In its Partial Decertification Order, after reviewing the Ninth Circuit's decisions in Wells Fargo I and Vinole and examining subsequent District Court reactions, the Court decided that, with a modification of the class definition, this case could proceed as a class action. The Court held that Dollar Tree's payroll certifications provided common proof of how SMs were spending their time. The Court reasoned that this common proof -- which was lacking in other cases2 where classes were decertified after Vinole and Wells Fargo I -- would obviate the need for much individual testimony from SMs concerning how they spent their time. Id. However, the Court narrowed the class to include only those SMs who certified "no" on a payroll certification form at least once during the class period. The Court reasoned that, in order to prove liability with regard to the SMs who always certified "yes," Plaintiffs would need to show that these SMs were not truthful when completing their payroll certifications. Such credibility determinations would require individualized inquiries that would overwhelm the common issues in the case. By narrowing the class, the Court sought to avoid this problem.
The Partial Decertification Order resulted in a class consisting of 273 members and defined as "all persons who were employed by Dollar Tree Stores, Inc. as California retail store managers at any time on or after December 12, 2004, and on or before May 26, 2009, and who responded 'no' at least once on Dollar Tree's weekly payroll certifications." The class definition has not been altered further.
The Court subsequently reviewed motions from Plaintiffs and Defendant addressing trial management issues, reviewed and denied a motion for reconsideration of the Partial Decertification Order filed by Plaintiffs, and held a May 27, 2011 hearing to discuss trial management issues. These developments, along with the Ninth Circuit's decision in Marlo v. United Parcel Service, Inc., 639 F.3d 942 (9th Cir. Apr. 28, 2011) ("Marlo II"), made the Court increasingly concerned that individualized issues will predominate over classwide issues if this case proceeds to trial as a class action. The Court thus decided to entertain further briefing from the parties regarding the propriety of continued class treatment.

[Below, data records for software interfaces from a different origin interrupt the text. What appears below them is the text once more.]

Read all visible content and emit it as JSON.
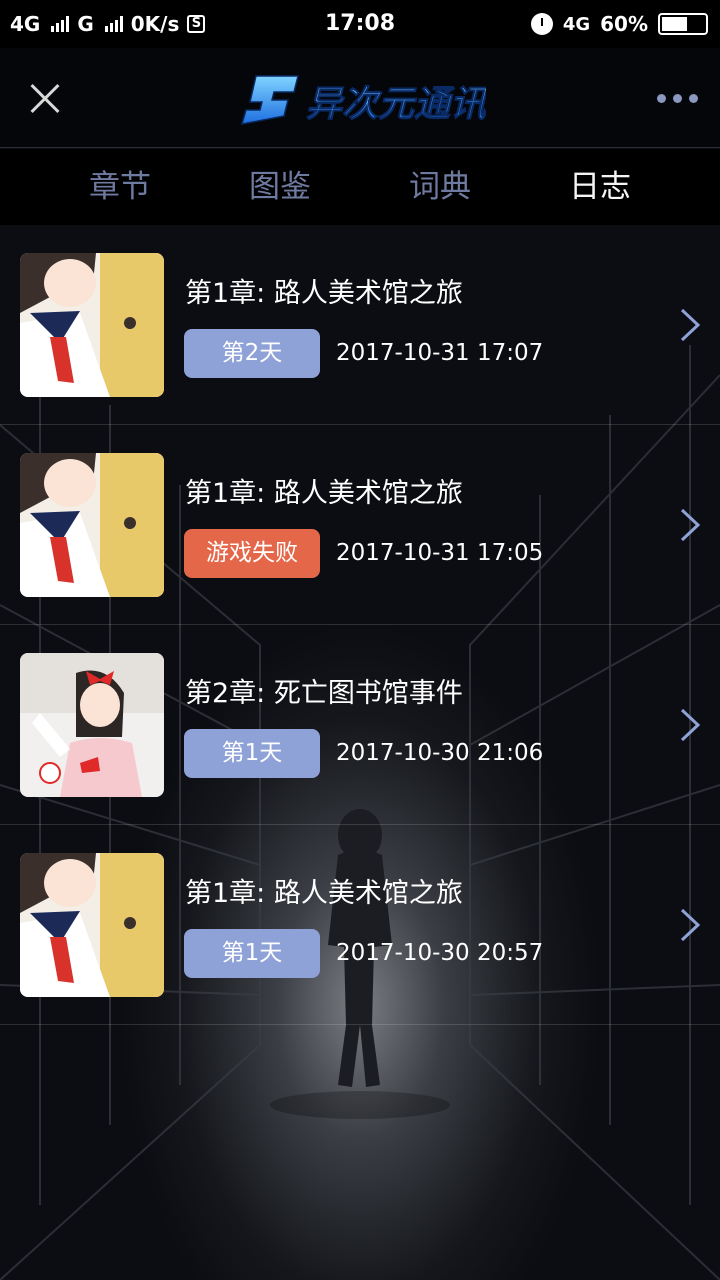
{
  "status_bar": {
    "network1": "4G",
    "network2": "G",
    "speed": "0K/s",
    "s_icon": "S",
    "time": "17:08",
    "network3": "4G",
    "battery": "60%",
    "battery_level": 0.6
  },
  "header": {
    "logo_text": "异次元通讯",
    "close_icon": "close-icon",
    "more_icon": "more-icon"
  },
  "tabs": [
    "章节",
    "图鉴",
    "词典",
    "日志"
  ],
  "active_tab": 3,
  "log_entries": [
    {
      "title": "第1章: 路人美术馆之旅",
      "badge": "第2天",
      "badge_type": "day",
      "date": "2017-10-31 17:07",
      "thumb": "schoolgirl-with-mascot"
    },
    {
      "title": "第1章: 路人美术馆之旅",
      "badge": "游戏失败",
      "badge_type": "fail",
      "date": "2017-10-31 17:05",
      "thumb": "schoolgirl-with-mascot"
    },
    {
      "title": "第2章: 死亡图书馆事件",
      "badge": "第1天",
      "badge_type": "day",
      "date": "2017-10-30 21:06",
      "thumb": "girl-with-red-bow"
    },
    {
      "title": "第1章: 路人美术馆之旅",
      "badge": "第1天",
      "badge_type": "day",
      "date": "2017-10-30 20:57",
      "thumb": "schoolgirl-with-mascot"
    }
  ],
  "colors": {
    "day_badge": "#8ea2d8",
    "fail_badge": "#e5674a",
    "tab_inactive": "#6f7aa1",
    "logo_blue": "#2f86ff"
  }
}
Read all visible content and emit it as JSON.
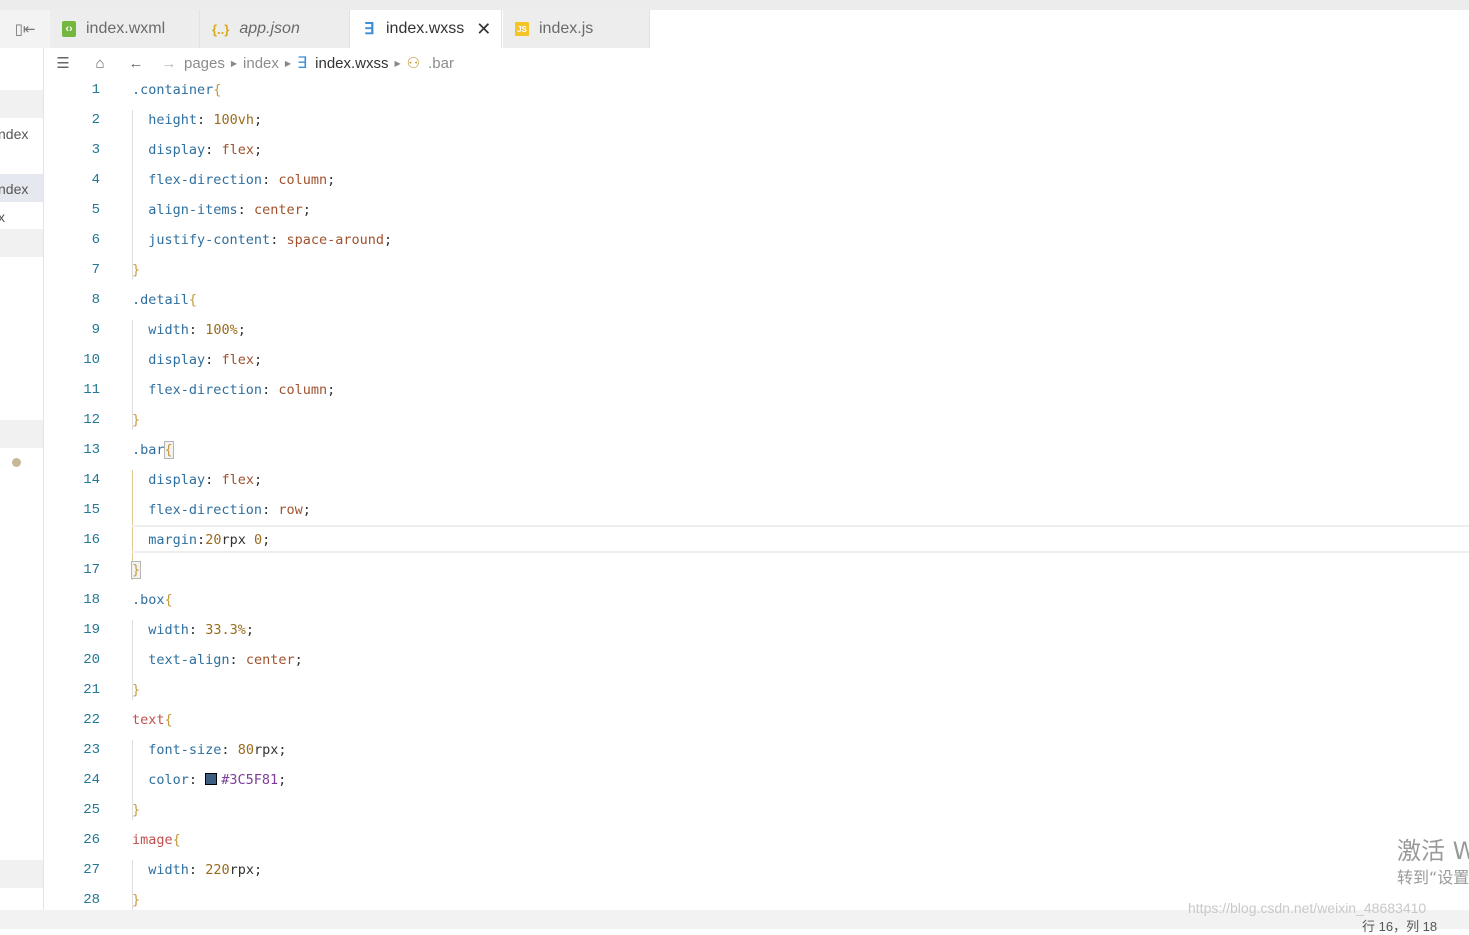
{
  "tabs": [
    {
      "label": "index.wxml",
      "icon": "wxml-file-icon"
    },
    {
      "label": "app.json",
      "icon": "json-braces-icon"
    },
    {
      "label": "index.wxss",
      "icon": "wxss-file-icon",
      "active": true,
      "close": "✕"
    },
    {
      "label": "index.js",
      "icon": "js-file-icon",
      "badge": "JS"
    }
  ],
  "breadcrumb": {
    "segments": [
      "pages",
      "index",
      "index.wxss",
      ".bar"
    ]
  },
  "sidebar": {
    "items": [
      "ndex",
      "ndex",
      "x"
    ]
  },
  "code_lines": [
    ".container{",
    "  height: 100vh;",
    "  display: flex;",
    "  flex-direction: column;",
    "  align-items: center;",
    "  justify-content: space-around;",
    "}",
    ".detail{",
    "  width: 100%;",
    "  display: flex;",
    "  flex-direction: column;",
    "}",
    ".bar{",
    "  display: flex;",
    "  flex-direction: row;",
    "  margin:20rpx 0;",
    "}",
    ".box{",
    "  width: 33.3%;",
    "  text-align: center;",
    "}",
    "text{",
    "  font-size: 80rpx;",
    "  color: #3C5F81;",
    "}",
    "image{",
    "  width: 220rpx;",
    "}"
  ],
  "line_numbers": [
    "1",
    "2",
    "3",
    "4",
    "5",
    "6",
    "7",
    "8",
    "9",
    "10",
    "11",
    "12",
    "13",
    "14",
    "15",
    "16",
    "17",
    "18",
    "19",
    "20",
    "21",
    "22",
    "23",
    "24",
    "25",
    "26",
    "27",
    "28"
  ],
  "color_swatch": "#3C5F81",
  "status": {
    "text": "行 16，列 18"
  },
  "overlay": {
    "activation_title": "激活 W",
    "activation_sub": "转到“设置",
    "watermark": "https://blog.csdn.net/weixin_48683410"
  }
}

The Supreme Court's recent decision in Wal-Mart Stores, Inc. v. Dukes, 131 S.Ct. 2541 (June 20, 2011), has since heightened the Court's concerns. Having considered the parties' briefings, recent developments in the case, and recent developments in the law of class actions, on July 08. 2011, the Court found that continued class treatment was not appropriate in this case and decertified the class.Xin Chen - 07/30/2011